Michigan Tribal Leaders Request Federal Probe Into Approval of Muskegon County Casino Project

  • Three tribal leaders have written to the government requesting a probe into the plan’s approval
  • Donald Trump’s adminstration controversially OK’d the Little River Band’s project in December
  • The three tribes have argued that the approval forces Gov. Whitmer to make a difficult decision
  • The Little River Band believes the casino will bring economic benefits to the area, including jobs
Map of Michigan
Three Michigan tribal leaders have requested a government probe into the Trump administration’s approval of a casino project in Muskegon County. [Image: Shutterstock.com]

A letter of disapproval

A tough decision could lie ahead of Michigan Governor Gretchen Whitmer over plans for a casino in Muskegon County. The $180m off-reservation casino project of the Little River Band of Ottawa Indians has faced staunch opposition since its inception, and tribal leaders put pen to paper this week to voice their concerns with the federal government.

requested an investigation into the Trump administration’s approval of the casino project

According to The Detroit News, three Michigan tribal leaders wrote to the inspector general for the US department of the interior Mark Lee Greenblatt on Monday. In their letter, they requested an investigation into the Trump administration’s approval of the casino project, which came in December last year.

The letter’s authors include Bob Peters, chairman of the Match-E-Be-Nash-She-Wish Band of Pottawatomi Indians, Jamie Stuck, chairman of the Nottawaseppi Huron Band of the Potawatomi, and Tim Davis, chief of the Saginaw Chippewa Indian Tribe. The leaders argued that the project’s approval was “driven by politics” and was intended to “politically harm Governor Whitmer” due to her criticism of former President Donald Trump.

Gov. Whitmer must concur with the Trump administration’s determination within a year of the initial approval for the casino to go ahead.

The controversial casino project

The Little River Band has been preparing its plans for a casino in Muskegon County for more than a decade. The tribe purchased around 60 acres of land in Fruitport Township in 2008, located 92 miles from the tribe’s reservation in Manistee County. The plan focuses on a former horse race track, and would include a casino, retail space and a hotel.

Usually, the federal Indian Gaming Regulatory Act would prevent gaming activities on lands acquired in trust. However, the Indian affairs in the Interior Department can override this if it believes a project would benefit a local community and tribe. Just before Trump left office last year, his assistant secretary of Indian affairs signed off on the project.

As is clear from Monday’s letter, that decision has caused controversy among Michigan’s tribal community. The tribal leaders asked the inspector general to probe whether the Trump administration followed “proper substantive and procedural processes” in approving the plans. They believe that officials wanted to force Gov. Whitmer to make a difficult decision on the “historically controversial” project.

The tribal leaders are not the only ones hoping to block the plans. Members of the Detroit City Council and the Wayne County Board of Commissioners are concerned that the approval may prompt tribes to pursue casino projects in other areas – diminishing revenue for Detroit’s three commercial casinos in the process.

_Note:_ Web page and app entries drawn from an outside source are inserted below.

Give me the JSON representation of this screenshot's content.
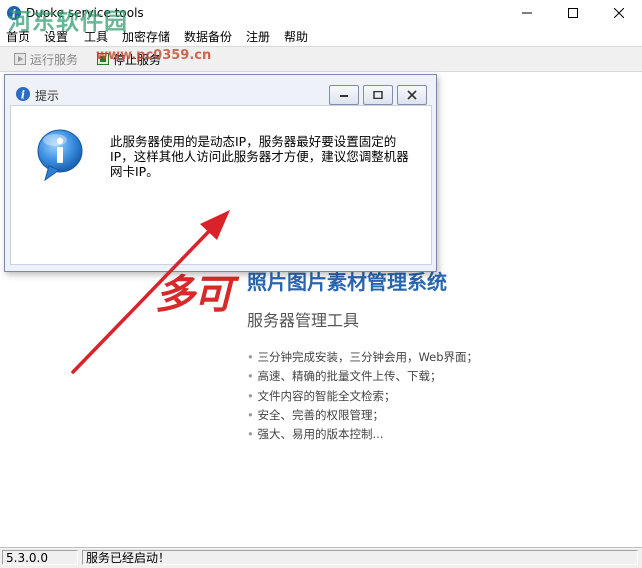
{
  "window": {
    "title": "Duoke service tools"
  },
  "watermark": {
    "text": "河东软件园",
    "url": "www.pc0359.cn"
  },
  "menu": {
    "items": [
      "首页",
      "设置",
      "工具",
      "加密存储",
      "数据备份",
      "注册",
      "帮助"
    ]
  },
  "toolbar": {
    "start_label": "运行服务",
    "stop_label": "停止服务"
  },
  "product": {
    "logo": "多可",
    "title": "照片图片素材管理系统",
    "subtitle": "服务器管理工具",
    "features": [
      "三分钟完成安装，三分钟会用，Web界面；",
      "高速、精确的批量文件上传、下载；",
      "文件内容的智能全文检索；",
      "安全、完善的权限管理；",
      "强大、易用的版本控制..."
    ]
  },
  "dialog": {
    "title": "提示",
    "message": "此服务器使用的是动态IP，服务器最好要设置固定的IP，这样其他人访问此服务器才方便，建议您调整机器网卡IP。"
  },
  "status": {
    "version": "5.3.0.0",
    "message": "服务已经启动！"
  },
  "colors": {
    "annotation_arrow": "#d9232a",
    "brand_blue": "#2a66b0",
    "brand_red": "#d72a2a"
  }
}
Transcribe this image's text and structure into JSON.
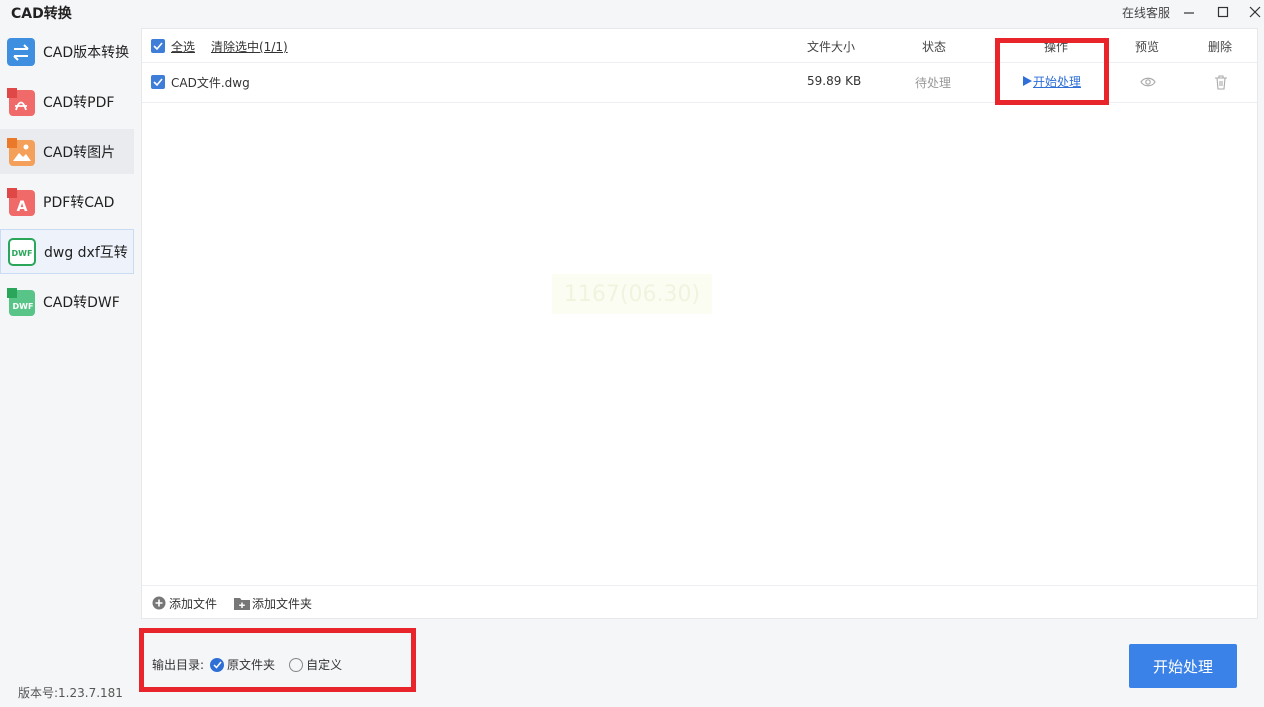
{
  "window": {
    "title": "CAD转换",
    "service_label": "在线客服"
  },
  "sidebar": {
    "items": [
      {
        "label": "CAD版本转换",
        "icon": "version-convert-icon",
        "color": "#3f8fe0"
      },
      {
        "label": "CAD转PDF",
        "icon": "pdf-icon",
        "color": "#e85a5a"
      },
      {
        "label": "CAD转图片",
        "icon": "image-icon",
        "color": "#f08a3a"
      },
      {
        "label": "PDF转CAD",
        "icon": "pdf-to-cad-icon",
        "color": "#e85a5a"
      },
      {
        "label": "dwg dxf互转",
        "icon": "dwf-swap-icon",
        "color": "#2aa65a"
      },
      {
        "label": "CAD转DWF",
        "icon": "dwf-icon",
        "color": "#2aa65a"
      }
    ],
    "version": "版本号:1.23.7.181"
  },
  "table": {
    "select_all": "全选",
    "clear_selected": "清除选中(1/1)",
    "headers": {
      "size": "文件大小",
      "status": "状态",
      "action": "操作",
      "preview": "预览",
      "delete": "删除"
    },
    "rows": [
      {
        "name": "CAD文件.dwg",
        "size": "59.89 KB",
        "status": "待处理",
        "action": "开始处理"
      }
    ],
    "watermark": "1167(06.30)"
  },
  "toolbar": {
    "add_file": "添加文件",
    "add_folder": "添加文件夹"
  },
  "output": {
    "label": "输出目录:",
    "options": [
      "原文件夹",
      "自定义"
    ],
    "selected": "原文件夹"
  },
  "start_button": "开始处理",
  "colors": {
    "accent": "#3b82e8",
    "highlight": "#e8252a"
  }
}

The Little River Band’s defense

In response to Monday’s letter, the Little River Band has spoken out in defense of the Muskegon County project. “This is nothing more than a desperate legal maneuver by these tribes to stop 3,000 jobs and future economic development from coming to Muskegon County,” commented Tom Shields, spokesman for the tribe.

more of its 4,800 members live in Muskegon County than in Manistee

The Little River Band’s argument also centers around the area in which the casino will reside. According to the federal government, the tribe descended from a confederation which once settled in the area as early as the 1700s. As a result, more of its 4,800 members live in Muskegon County than in Manistee.

In addition to the Little River Band, Gov. Gretchen is also facing pressure from West Michigan officials, who believe the casino will create an economic boom in the local area. Todd Dunham, supervisor of Fruitport Township, said the project would “bring businesses into the area, not only Fruitport Township, but the county as a whole.”